Wait, I didn’t forget the essentials:
10. Use By-The-Kilo Launderettes
Clothes pile up quickly once you are on a vacation. If you are not carrying enough clothes for every outing on your trip, you would need to get them washed. Almost every hotel provides good laundry service in Samui but at a high cost.
Instead, I would suggest you to try out the coin-operated laundromats lining the streets of Samui. They are generally priced at 30 Baht per kilo. If you ask me, I’d say it’s a bargain.
However, I haven’t had a first-hand experience of these launderettes so I cannot say for sure how good they are. Here’s what we do:
- Wash the essentials ourselves with the detergent we carry from home
- Pair more than 2-3 top wear with 1 bottomwear so that we have enough to last the trip without taking up too much luggage space
This reduces costs considerably especially when you are travelling for an entire week.
11. Carry the Right Things on Your Day Trips
Considering the versatility of Thailand, you may find yourself soaking up the sun at some beach or visiting the beautiful temples with extraordinary viewpoints or even hiking up a rocky terrain to a waterfall. The point is, you never know what you might be doing on your outings in Thailand unless it’s a planned tour. Therefore, you need to carry the right things with you.
Why I say this is because there are certain rules you need to follow in some of the places especially in the temples. So here’s a list of essentials that I used to carry in my bag:
A shrug and sarong – if you are wearing shorts and shoulder-bared top, carry these when you visit temples, it’s a must to cover your shoulder and legs when you are in a temple. I remember I had to buy a sarong at a Bangkok temple on our first visit to Thailand.
Towels – so that you don’t have to buy these like I had to when we visited the Padang Padang beach in Bali. Since we returned from Bali, they used to sit in my wardrobe good as new until I took them to Koh Samui!
Sunscreen & aftersun spray – Trust me, the sun burns. And you would need these like crazy!
Powerbank & USB cable – You need your mobile phone to be switched on at all times if you want to access Google Maps to find your way around the island
Speedo and a change of undergarments (since we are a little conservative)
A copy of important documents (passport and hotel documents)
Money – I make sure that I carry enough money to at least reach the hotel in case Tathagata and I get separated somehow
These are absolutely important. If you want to carry anything else, you need to be sure that you can carry the weight around all day since you might have to do a bit of walking and running around lugging it.
12. Do Your Research

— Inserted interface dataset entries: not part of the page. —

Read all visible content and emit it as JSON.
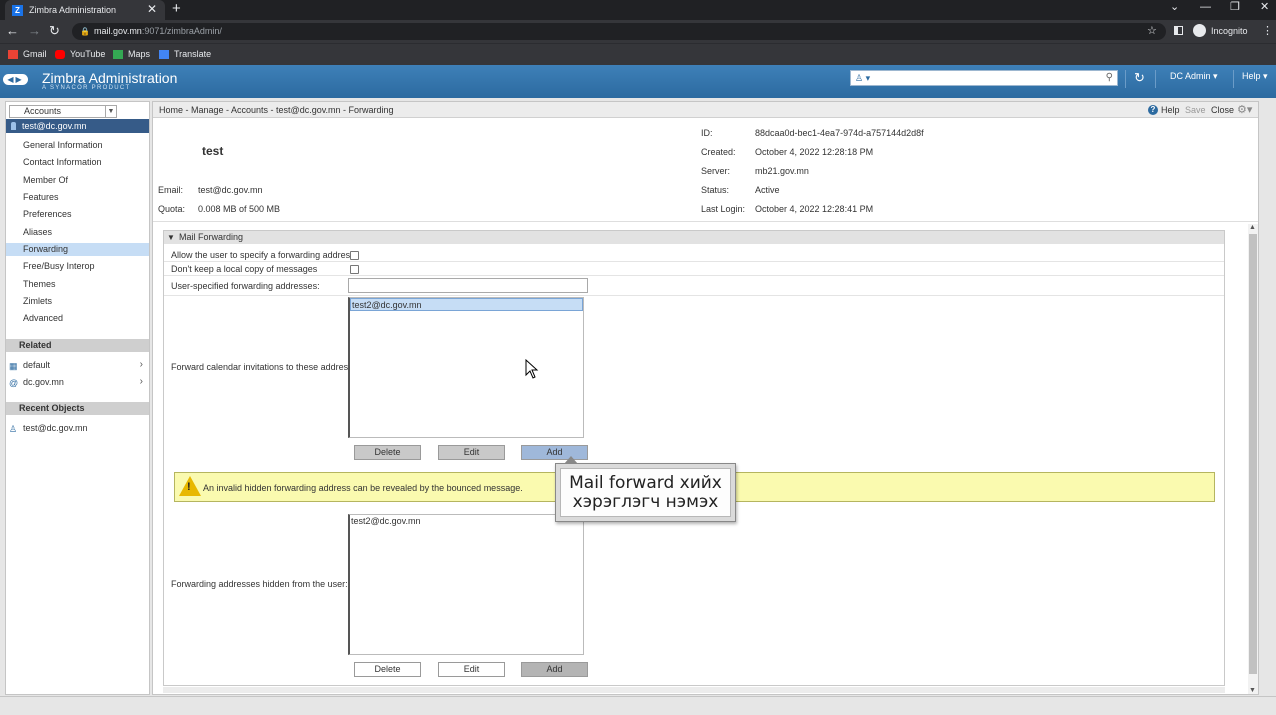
{
  "browser": {
    "tab_title": "Zimbra Administration",
    "tab_close": "✕",
    "new_tab": "+",
    "url_host": "mail.gov.mn",
    "url_path": ":9071/zimbraAdmin/",
    "incognito_label": "Incognito",
    "bookmarks": [
      {
        "label": "Gmail",
        "color": "#ea4335"
      },
      {
        "label": "YouTube",
        "color": "#ff0000"
      },
      {
        "label": "Maps",
        "color": "#34a853"
      },
      {
        "label": "Translate",
        "color": "#4285f4"
      }
    ]
  },
  "app": {
    "title": "Zimbra Administration",
    "subtitle": "A SYNACOR PRODUCT",
    "user_menu": "DC Admin",
    "help_menu": "Help"
  },
  "left": {
    "dropdown": "Accounts",
    "account": "test@dc.gov.mn",
    "nav": [
      {
        "label": "General Information",
        "selected": false
      },
      {
        "label": "Contact Information",
        "selected": false
      },
      {
        "label": "Member Of",
        "selected": false
      },
      {
        "label": "Features",
        "selected": false
      },
      {
        "label": "Preferences",
        "selected": false
      },
      {
        "label": "Aliases",
        "selected": false
      },
      {
        "label": "Forwarding",
        "selected": true
      },
      {
        "label": "Free/Busy Interop",
        "selected": false
      },
      {
        "label": "Themes",
        "selected": false
      },
      {
        "label": "Zimlets",
        "selected": false
      },
      {
        "label": "Advanced",
        "selected": false
      }
    ],
    "related_header": "Related",
    "related": [
      {
        "label": "default",
        "icon": "cos-icon"
      },
      {
        "label": "dc.gov.mn",
        "icon": "domain-icon"
      }
    ],
    "recent_header": "Recent Objects",
    "recent": [
      {
        "label": "test@dc.gov.mn",
        "icon": "account-icon"
      }
    ]
  },
  "toolbar": {
    "breadcrumb": "Home - Manage - Accounts - test@dc.gov.mn - Forwarding",
    "help": "Help",
    "save": "Save",
    "close": "Close"
  },
  "account_header": {
    "name": "test",
    "email_label": "Email:",
    "email": "test@dc.gov.mn",
    "quota_label": "Quota:",
    "quota": "0.008 MB of 500 MB",
    "id_label": "ID:",
    "id": "88dcaa0d-bec1-4ea7-974d-a757144d2d8f",
    "created_label": "Created:",
    "created": "October 4, 2022 12:28:18 PM",
    "server_label": "Server:",
    "server": "mb21.gov.mn",
    "status_label": "Status:",
    "status": "Active",
    "last_login_label": "Last Login:",
    "last_login": "October 4, 2022 12:28:41 PM"
  },
  "form": {
    "section_title": "Mail Forwarding",
    "allow_label": "Allow the user to specify a forwarding address",
    "allow_checked": false,
    "nokeep_label": "Don't keep a local copy of messages",
    "nokeep_checked": false,
    "user_fwd_label": "User-specified forwarding addresses:",
    "user_fwd_value": "",
    "calendar_label": "Forward calendar invitations to these addresses:",
    "calendar_list": [
      "test2@dc.gov.mn"
    ],
    "hidden_label": "Forwarding addresses hidden from the user:",
    "hidden_list": [
      "test2@dc.gov.mn"
    ],
    "delete_label": "Delete",
    "edit_label": "Edit",
    "add_label": "Add",
    "add_label_partial": "Add",
    "warning": "An invalid hidden forwarding address can be revealed by the bounced message."
  },
  "tooltip": {
    "line1": "Mail forward хийх",
    "line2": "хэрэглэгч нэмэх"
  }
}
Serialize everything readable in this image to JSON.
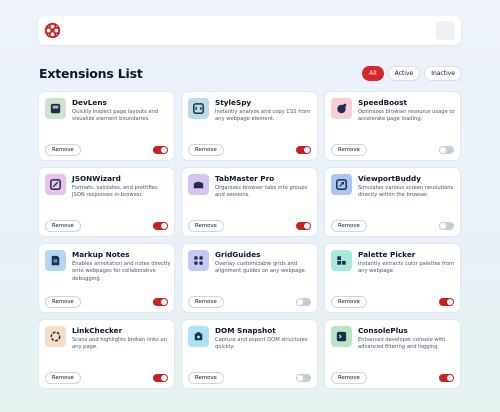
{
  "header": {
    "logo": "extensions-logo-icon",
    "theme_toggle_icon": "sun-icon"
  },
  "page": {
    "title": "Extensions List"
  },
  "filters": [
    {
      "label": "All",
      "active": true
    },
    {
      "label": "Active",
      "active": false
    },
    {
      "label": "Inactive",
      "active": false
    }
  ],
  "remove_label": "Remove",
  "extensions": [
    {
      "name": "DevLens",
      "description": "Quickly inspect page layouts and visualize element boundaries.",
      "enabled": true,
      "icon": "devlens-icon",
      "icon_bg": "#cfe3cf"
    },
    {
      "name": "StyleSpy",
      "description": "Instantly analyze and copy CSS from any webpage element.",
      "enabled": true,
      "icon": "stylespy-icon",
      "icon_bg": "#b9dde3"
    },
    {
      "name": "SpeedBoost",
      "description": "Optimizes browser resource usage to accelerate page loading.",
      "enabled": false,
      "icon": "speedboost-icon",
      "icon_bg": "#f7cfd4"
    },
    {
      "name": "JSONWizard",
      "description": "Formats, validates, and prettifies JSON responses in-browser.",
      "enabled": true,
      "icon": "jsonwizard-icon",
      "icon_bg": "#e7c3ea"
    },
    {
      "name": "TabMaster Pro",
      "description": "Organizes browser tabs into groups and sessions.",
      "enabled": true,
      "icon": "tabmaster-icon",
      "icon_bg": "#d4c4ef"
    },
    {
      "name": "ViewportBuddy",
      "description": "Simulates various screen resolutions directly within the browser.",
      "enabled": false,
      "icon": "viewportbuddy-icon",
      "icon_bg": "#a9c6f0"
    },
    {
      "name": "Markup Notes",
      "description": "Enables annotation and notes directly onto webpages for collaborative debugging.",
      "enabled": true,
      "icon": "markup-notes-icon",
      "icon_bg": "#b4d6f5"
    },
    {
      "name": "GridGuides",
      "description": "Overlay customizable grids and alignment guides on any webpage.",
      "enabled": false,
      "icon": "gridguides-icon",
      "icon_bg": "#c6c8f5"
    },
    {
      "name": "Palette Picker",
      "description": "Instantly extracts color palettes from any webpage.",
      "enabled": true,
      "icon": "palette-picker-icon",
      "icon_bg": "#a8eadd"
    },
    {
      "name": "LinkChecker",
      "description": "Scans and highlights broken links on any page.",
      "enabled": true,
      "icon": "linkchecker-icon",
      "icon_bg": "#f7dcc6"
    },
    {
      "name": "DOM Snapshot",
      "description": "Capture and export DOM structures quickly.",
      "enabled": false,
      "icon": "dom-snapshot-icon",
      "icon_bg": "#a9e5f3"
    },
    {
      "name": "ConsolePlus",
      "description": "Enhanced developer console with advanced filtering and logging.",
      "enabled": true,
      "icon": "consoleplus-icon",
      "icon_bg": "#b6e6c4"
    }
  ]
}
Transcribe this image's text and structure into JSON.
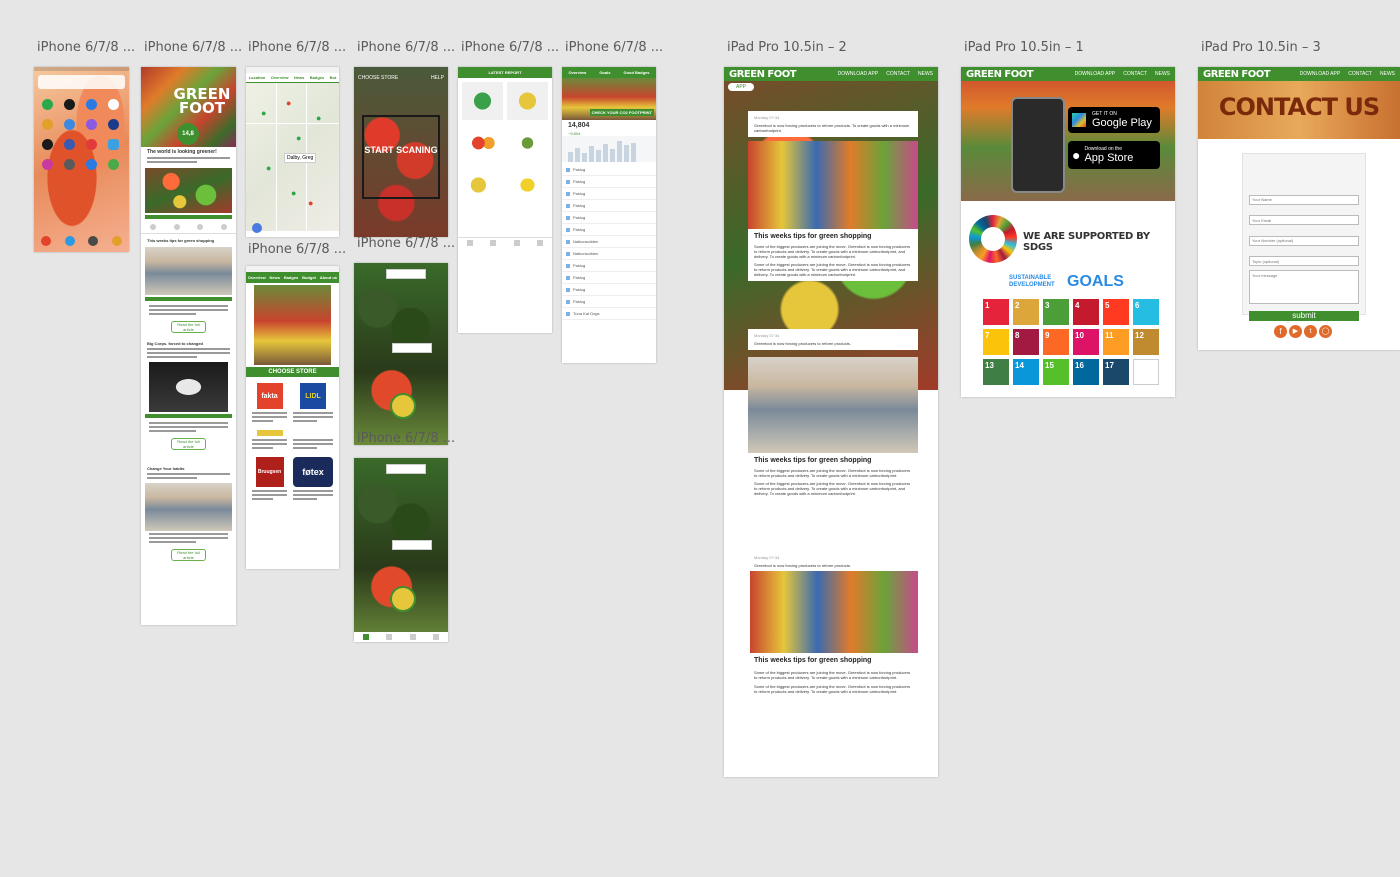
{
  "labels": {
    "iphone1": "iPhone 6/7/8 ...",
    "iphone2": "iPhone 6/7/8 ...",
    "iphone3": "iPhone 6/7/8 ...",
    "iphone4": "iPhone 6/7/8 ...",
    "iphone5": "iPhone 6/7/8 ...",
    "iphone6": "iPhone 6/7/8 ...",
    "ipad2": "iPad Pro 10.5in – 2",
    "ipad1": "iPad Pro 10.5in – 1",
    "ipad3": "iPad Pro 10.5in – 3",
    "sub_iphone3": "iPhone 6/7/8 ...",
    "sub_iphone4a": "iPhone 6/7/8 ...",
    "sub_iphone4b": "iPhone 6/7/8 ..."
  },
  "brand": "GREEN FOOT",
  "nav": {
    "download": "DOWNLOAD APP",
    "contact": "CONTACT",
    "news": "NEWS"
  },
  "ipad2": {
    "app_tag": "APP",
    "posts": [
      {
        "date": "Monday 07:34",
        "lead": "Greenfoot is now forcing producers to reform products. To create goods with a minimum carbonfootprint.",
        "title": "This weeks tips for green shopping",
        "body1": "Some of the biggest producers are joining the move. Greenfoot is now forcing producers to reform products and delivery. To create goods with a minimum carbonfootprint, and delivery. To create goods with a minimum carbonfootprint.",
        "body2": "Some of the biggest producers are joining the move. Greenfoot is now forcing producers to reform products and delivery. To create goods with a minimum carbonfootprint, and delivery. To create goods with a minimum carbonfootprint."
      },
      {
        "date": "Monday 07:34",
        "lead": "Greenfoot is now forcing producers to reform products.",
        "title": "This weeks tips for green shopping",
        "body1": "Some of the biggest producers are joining the move. Greenfoot is now forcing producers to reform products and delivery. To create goods with a minimum carbonfootprint.",
        "body2": "Some of the biggest producers are joining the move. Greenfoot is now forcing producers to reform products and delivery. To create goods with a minimum carbonfootprint, and delivery. To create goods with a minimum carbonfootprint."
      },
      {
        "date": "Monday 07:34",
        "lead": "Greenfoot is now forcing producers to reform products.",
        "title": "This weeks tips for green shopping",
        "body1": "Some of the biggest producers are joining the move. Greenfoot is now forcing producers to reform products and delivery. To create goods with a minimum carbonfootprint.",
        "body2": "Some of the biggest producers are joining the move. Greenfoot is now forcing producers to reform products and delivery. To create goods with a minimum carbonfootprint."
      }
    ]
  },
  "ipad1": {
    "google_small": "GET IT ON",
    "google_big": "Google Play",
    "apple_small": "Download on the",
    "apple_big": "App Store",
    "supported": "WE ARE SUPPORTED BY SDGS",
    "sdg_small": "SUSTAINABLE DEVELOPMENT",
    "sdg_big": "GOALS",
    "sdg_tiles": [
      {
        "n": "1",
        "c": "#e5243b"
      },
      {
        "n": "2",
        "c": "#dda63a"
      },
      {
        "n": "3",
        "c": "#4c9f38"
      },
      {
        "n": "4",
        "c": "#c5192d"
      },
      {
        "n": "5",
        "c": "#ff3a21"
      },
      {
        "n": "6",
        "c": "#26bde2"
      },
      {
        "n": "7",
        "c": "#fcc30b"
      },
      {
        "n": "8",
        "c": "#a21942"
      },
      {
        "n": "9",
        "c": "#fd6925"
      },
      {
        "n": "10",
        "c": "#dd1367"
      },
      {
        "n": "11",
        "c": "#fd9d24"
      },
      {
        "n": "12",
        "c": "#bf8b2e"
      },
      {
        "n": "13",
        "c": "#3f7e44"
      },
      {
        "n": "14",
        "c": "#0a97d9"
      },
      {
        "n": "15",
        "c": "#56c02b"
      },
      {
        "n": "16",
        "c": "#00689d"
      },
      {
        "n": "17",
        "c": "#19486a"
      },
      {
        "n": "",
        "c": "#ffffff"
      }
    ]
  },
  "ipad3": {
    "hero": "CONTACT US",
    "name_ph": "Your Name",
    "email_ph": "Your Email",
    "number_ph": "Your Number (optional)",
    "topic_ph": "Topic (optional)",
    "message_ph": "Your message",
    "submit": "submit"
  },
  "phone2": {
    "title": "GREEN FOOT",
    "score": "14,8",
    "headline1": "The world is looking greener!",
    "section": "This weeks tips for green shopping",
    "headline2": "Big Corps. forced to changed",
    "headline3": "Change Your habits",
    "read_more": "Read the full article"
  },
  "phone3": {
    "tabs": [
      "Location",
      "Overview",
      "News",
      "Badges",
      "Bot"
    ],
    "place": "Dalby, Greg",
    "choose_store": "CHOOSE STORE",
    "stores": [
      "fakta",
      "LIDL",
      "Bruugsen",
      "føtex"
    ],
    "tabs2": [
      "Overview",
      "News",
      "Badges",
      "Budget",
      "About us"
    ]
  },
  "phone4": {
    "header": "CHOOSE STORE",
    "help": "HELP",
    "cta": "START SCANING"
  },
  "phone5": {
    "header": "LATEST REPORT"
  },
  "phone6": {
    "tabs": [
      "Overview",
      "Goals",
      "Good Badges"
    ],
    "banner": "CHECK YOUR CO2 FOOTPRINT",
    "value": "14,804",
    "value2": "~9,804",
    "items": [
      "Paklog",
      "Paklog",
      "Paklog",
      "Paklog",
      "Paklog",
      "Paklog",
      "Natkonsoliden",
      "Natkonsoliden",
      "Paklog",
      "Paklog",
      "Paklog",
      "Paklog",
      "Tuna Kat Dogs"
    ]
  }
}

I think I’ve covered all of my budget-planning research and experience in this series. However, you might want to do some of your own according to your preferences.
I remember I used to stare at the Koh Samui map for hours on end trying to understand where everything is – our hotels, places we wanted to visit, eateries, the beaches, markets etc. By the time we were ready to leave, I had a good idea about the length and breadth of the island, the directions I would go and the routes I would take. This helped me immensely to draw up a rough day-by-day itinerary. I feel comfortable when I have that ready because it prevents us from roaming around aimlessly and wasting the day trying to understand where we want to be.
So here’s what I always suggest: Do your homework and do it well. When you know where you are and where you want to be, it becomes way easier, far less time-consuming and way too convenient to find your way around.
K from Krabi works at Hooters, Samui. She was sweet enough to check in on me when TG was not at the table. That’s how the conversation started. And she remembered to hoot at us on our last evening at Chaweng.
Additionally, it’s wise to have an idea about the culture of the place that would welcome you and let you stay in. Know the do’s and don’ts to avoid any mishap on your trip. Always be careful of your belongings even though Thai people are extremely trustworthy. Trust is a currency in Thailand, so is respect. So be polite and treat people the way you want to be treated. Above all, be a responsible traveller and please, please, for the love of God, DO NOT LITTER.
And do not forget to smile – they don’t call Thailand ‘The Land of Smiles’ for nothing.
Read Part 1 here.